LUBIMOVKA, UKRAINE

Soldiers under Russian command look on from a military vehicle at the Russian occupied Belbek airbase as Russian-led troops blockaded a number of Ukrainian military bases across Crimea, on March 4, 2014 in Lubimovka, Ukraine. Ukrainians troops, stationed at their garrison nearby, confronted the Russian soldiers unarmed today. The Russian-led troops fired their weapons into the air but then granted Colonel Yuli Mamchor, commander of the Ukrainian military, negotiations with their commander. Photo by Sean Gallup/Getty Images

President Barack Obama addressed the situation in Ukraine at the end of his budget proposal talk Tuesday in Washington.
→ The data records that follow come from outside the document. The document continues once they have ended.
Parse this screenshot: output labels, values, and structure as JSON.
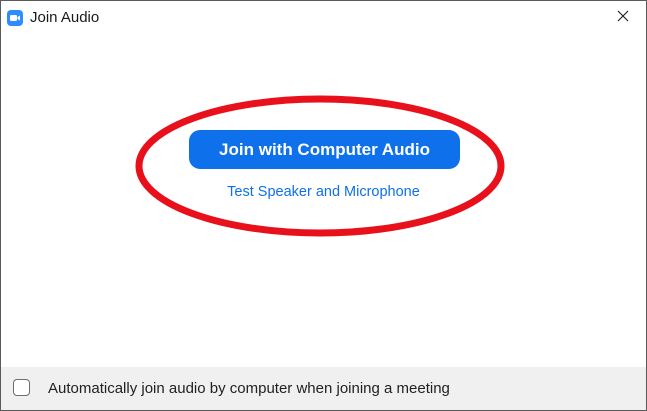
{
  "window": {
    "title": "Join Audio",
    "app_icon": "zoom-camera-icon",
    "close_icon": "close-icon"
  },
  "main": {
    "join_button_label": "Join with Computer Audio",
    "test_link_label": "Test Speaker and Microphone",
    "annotation": "red-ellipse-highlight"
  },
  "footer": {
    "auto_join_label": "Automatically join audio by computer when joining a meeting",
    "auto_join_checked": false
  },
  "colors": {
    "accent": "#0e71eb",
    "highlight": "#e8101b",
    "footer_bg": "#f0f0f0"
  }
}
Obama said that Russia’s presence would push countries further away from them and that there was an ability for Ukraine to be both a friend of the West and of Russia.


Update 12:53 p.m. EST

Secretary of State John Kerry speaks in Kiev on the crisis.


Update 12:13 p.m. EST
Secretary of State John Kerry arrived in Kiev Tuesday to show support for the new Ukrainian government, pledging $1 billion in loan guarantees and assistance.


Update 11:09 a.m. EST

Video by Associated Press

Russian troops fired warning shots into the air at the Belbek air base in the Crimea region of Ukraine Tuesday as around 300 Ukrainian soldiers, demanded their jobs at the field back.


Russian President Vladimir Putin said Tuesday that Russia reserves the right to use force in Ukraine in order to protect Russian compatriots in the country. Such actions, he said however, were not yet necessary and would be a “last resort.”

Putin, speaking for the first time on the situation since Russian forces entered the Crimean peninsula, defended the presence of troops there as a measure to defend Russia’s military installation that houses its Black Sea Fleet. Calling the collapse of former Ukrainian President Viktor Yanukovych’s government an “unconstitutional coup,” Putin said the further use of force in Ukraine would be allowed under international law, as Yanukovych — who Putin referred to as Ukraine’s only legitimate leader — had requested the aid.

Putin also brushed off threats of economic sanctions from Western powers, saying such action would be “mutually harmful.”